Despite these limitations, the film manages to avoid collapsing into a cheap horror movie. Set in a supposedly haunted house, Poirot reluctantly attends a séance, only to have to solve a series of spooky murders. Poirot’s battle between his dogged rationality and the unexplainable events is the main plot point to watch, where he must decide whether to disregard his own logic in favour of what his eyes tell him.
Although this is the third film in Branagh’s Poirot series, it does not tire as much as expected, perhaps only because it can be watched by those ignorant of the existence of its predecessors. Dappled with seasoned actors such as Jamie Dornan and Michelle Yeoh, supported by rising star talent such as Emma Laird and Kyle Allen, the film stands alone from what came before. Tina Fey provides light comedic relief to break moments of tension, and the film is genuinely funny at times, with quick-witted dialogue weaved in amongst fast-paced discourse. Allen in particular impressed, managing to bring some flair to a role limited by a lack of screen time. Laird, who was voted ‘Brit to Watch’ in 2021 by Variety, will likely be a forgotten character which added little to the plot, leaving the film ultimately feeling like a waste of some good talent.
Tina Fey provides light comedic relief to break moments of tension, and the film is genuinely funny at times, with quick-witted dialogue weaved in amongst fast-paced discourse.
That is not to say that there were no strengths. On the contrary, the setting of Venice allowed for some beautiful pieces of cinematography, and picturesque landscapes. Experimental camera angles and an obviously talented costume department tied together a film that was immensely aesthetically pleasing, but sadly lacking much substance. The soundtrack was something to note further, managing to evoke a 1940s nostalgia, whilst simultaneously crafting a creepy and unnerving energy in the necessary moments.

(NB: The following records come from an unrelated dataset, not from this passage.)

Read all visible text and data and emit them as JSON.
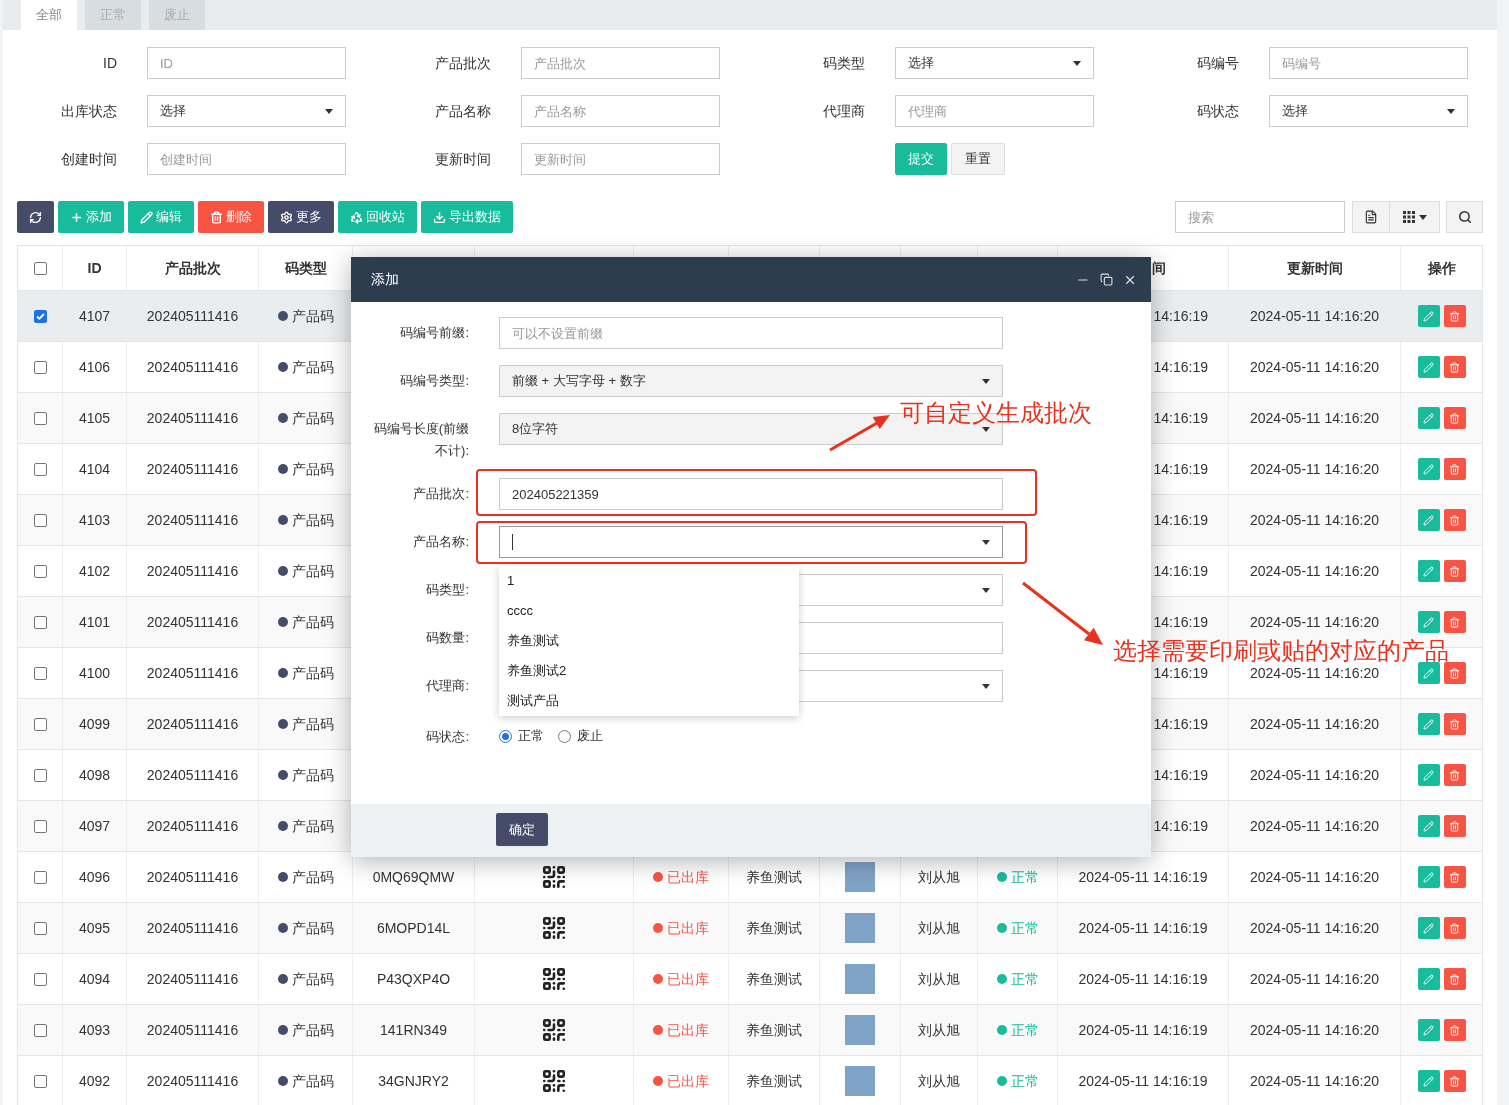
{
  "tabs": [
    {
      "label": "全部",
      "selected": true
    },
    {
      "label": "正常",
      "selected": false
    },
    {
      "label": "废止",
      "selected": false
    }
  ],
  "filters": [
    {
      "label": "ID",
      "kind": "input",
      "placeholder": "ID"
    },
    {
      "label": "产品批次",
      "kind": "input",
      "placeholder": "产品批次"
    },
    {
      "label": "码类型",
      "kind": "select",
      "value": "选择"
    },
    {
      "label": "码编号",
      "kind": "input",
      "placeholder": "码编号"
    },
    {
      "label": "出库状态",
      "kind": "select",
      "value": "选择"
    },
    {
      "label": "产品名称",
      "kind": "input",
      "placeholder": "产品名称"
    },
    {
      "label": "代理商",
      "kind": "input",
      "placeholder": "代理商"
    },
    {
      "label": "码状态",
      "kind": "select",
      "value": "选择"
    },
    {
      "label": "创建时间",
      "kind": "input",
      "placeholder": "创建时间"
    },
    {
      "label": "更新时间",
      "kind": "input",
      "placeholder": "更新时间"
    }
  ],
  "filter_buttons": [
    {
      "label": "提交",
      "kind": "primary"
    },
    {
      "label": "重置",
      "kind": "default"
    }
  ],
  "toolbar": [
    {
      "kind": "refresh"
    },
    {
      "kind": "add",
      "label": "添加"
    },
    {
      "kind": "edit",
      "label": "编辑"
    },
    {
      "kind": "delete",
      "label": "删除"
    },
    {
      "kind": "more",
      "label": "更多"
    },
    {
      "kind": "recycle",
      "label": "回收站"
    },
    {
      "kind": "export",
      "label": "导出数据"
    }
  ],
  "search": {
    "placeholder": "搜索"
  },
  "table": {
    "select_all": {
      "checked": false
    },
    "columns": [
      "ID",
      "产品批次",
      "码类型",
      "间",
      "更新时间",
      "操作"
    ],
    "rows": [
      {
        "id": "4107",
        "batch": "202405111416",
        "code_type": "产品码",
        "selected": true,
        "created": "14:16:19",
        "updated": "2024-05-11 14:16:20"
      },
      {
        "id": "4106",
        "batch": "202405111416",
        "code_type": "产品码",
        "selected": false,
        "created": "14:16:19",
        "updated": "2024-05-11 14:16:20"
      },
      {
        "id": "4105",
        "batch": "202405111416",
        "code_type": "产品码",
        "selected": false,
        "created": "14:16:19",
        "updated": "2024-05-11 14:16:20"
      },
      {
        "id": "4104",
        "batch": "202405111416",
        "code_type": "产品码",
        "selected": false,
        "created": "14:16:19",
        "updated": "2024-05-11 14:16:20"
      },
      {
        "id": "4103",
        "batch": "202405111416",
        "code_type": "产品码",
        "selected": false,
        "created": "14:16:19",
        "updated": "2024-05-11 14:16:20"
      },
      {
        "id": "4102",
        "batch": "202405111416",
        "code_type": "产品码",
        "selected": false,
        "created": "14:16:19",
        "updated": "2024-05-11 14:16:20"
      },
      {
        "id": "4101",
        "batch": "202405111416",
        "code_type": "产品码",
        "selected": false,
        "created": "14:16:19",
        "updated": "2024-05-11 14:16:20"
      },
      {
        "id": "4100",
        "batch": "202405111416",
        "code_type": "产品码",
        "selected": false,
        "created": "14:16:19",
        "updated": "2024-05-11 14:16:20"
      },
      {
        "id": "4099",
        "batch": "202405111416",
        "code_type": "产品码",
        "selected": false,
        "created": "14:16:19",
        "updated": "2024-05-11 14:16:20"
      },
      {
        "id": "4098",
        "batch": "202405111416",
        "code_type": "产品码",
        "selected": false,
        "created": "14:16:19",
        "updated": "2024-05-11 14:16:20"
      },
      {
        "id": "4097",
        "batch": "202405111416",
        "code_type": "产品码",
        "selected": false,
        "created": "14:16:19",
        "updated": "2024-05-11 14:16:20"
      },
      {
        "id": "4096",
        "batch": "202405111416",
        "code_type": "产品码",
        "selected": false,
        "code_no": "0MQ69QMW",
        "out_status": "已出库",
        "product": "养鱼测试",
        "agent": "刘从旭",
        "status": "正常",
        "created": "2024-05-11 14:16:19",
        "updated": "2024-05-11 14:16:20"
      },
      {
        "id": "4095",
        "batch": "202405111416",
        "code_type": "产品码",
        "selected": false,
        "code_no": "6MOPD14L",
        "out_status": "已出库",
        "product": "养鱼测试",
        "agent": "刘从旭",
        "status": "正常",
        "created": "2024-05-11 14:16:19",
        "updated": "2024-05-11 14:16:20"
      },
      {
        "id": "4094",
        "batch": "202405111416",
        "code_type": "产品码",
        "selected": false,
        "code_no": "P43QXP4O",
        "out_status": "已出库",
        "product": "养鱼测试",
        "agent": "刘从旭",
        "status": "正常",
        "created": "2024-05-11 14:16:19",
        "updated": "2024-05-11 14:16:20"
      },
      {
        "id": "4093",
        "batch": "202405111416",
        "code_type": "产品码",
        "selected": false,
        "code_no": "141RN349",
        "out_status": "已出库",
        "product": "养鱼测试",
        "agent": "刘从旭",
        "status": "正常",
        "created": "2024-05-11 14:16:19",
        "updated": "2024-05-11 14:16:20"
      },
      {
        "id": "4092",
        "batch": "202405111416",
        "code_type": "产品码",
        "selected": false,
        "code_no": "34GNJRY2",
        "out_status": "已出库",
        "product": "养鱼测试",
        "agent": "刘从旭",
        "status": "正常",
        "created": "2024-05-11 14:16:19",
        "updated": "2024-05-11 14:16:20"
      }
    ]
  },
  "dialog": {
    "title": "添加",
    "fields": [
      {
        "label": "码编号前缀:",
        "kind": "input",
        "placeholder": "可以不设置前缀",
        "disabled": false
      },
      {
        "label": "码编号类型:",
        "kind": "select",
        "value": "前缀 + 大写字母 + 数字",
        "disabled": true,
        "expanded": false
      },
      {
        "label": "码编号长度(前缀不计):",
        "kind": "select",
        "value": "8位字符",
        "disabled": true,
        "expanded": false
      },
      {
        "label": "产品批次:",
        "kind": "input",
        "value": "202405221359",
        "disabled": false
      },
      {
        "label": "产品名称:",
        "kind": "select",
        "disabled": false,
        "expanded": true,
        "options": [
          "1",
          "cccc",
          "养鱼测试",
          "养鱼测试2",
          "测试产品"
        ]
      },
      {
        "label": "码类型:",
        "kind": "select",
        "disabled": false,
        "expanded": false
      },
      {
        "label": "码数量:",
        "kind": "input",
        "disabled": false
      },
      {
        "label": "代理商:",
        "kind": "select",
        "disabled": false,
        "expanded": false
      },
      {
        "label": "码状态:",
        "kind": "radio",
        "options": [
          {
            "label": "正常",
            "selected": true
          },
          {
            "label": "废止",
            "selected": false
          }
        ]
      }
    ],
    "confirm": "确定"
  },
  "annotations": [
    {
      "text": "可自定义生成批次"
    },
    {
      "text": "选择需要印刷或贴的对应的产品"
    }
  ]
}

Experimental camera angles and an obviously talented costume department tied together a film that was immensely aesthetically pleasing, but sadly lacking much substance.
Therefore, the film is enjoyable, but forgettable- intriguing, but unlikely to become a fan favourite. So, if you aren’t one for jump scares, eerie music, or the dark, then perhaps give this one a miss. If you have an afternoon to kill and like detective mysteries with stunning landscapes, then it’s worth a watch.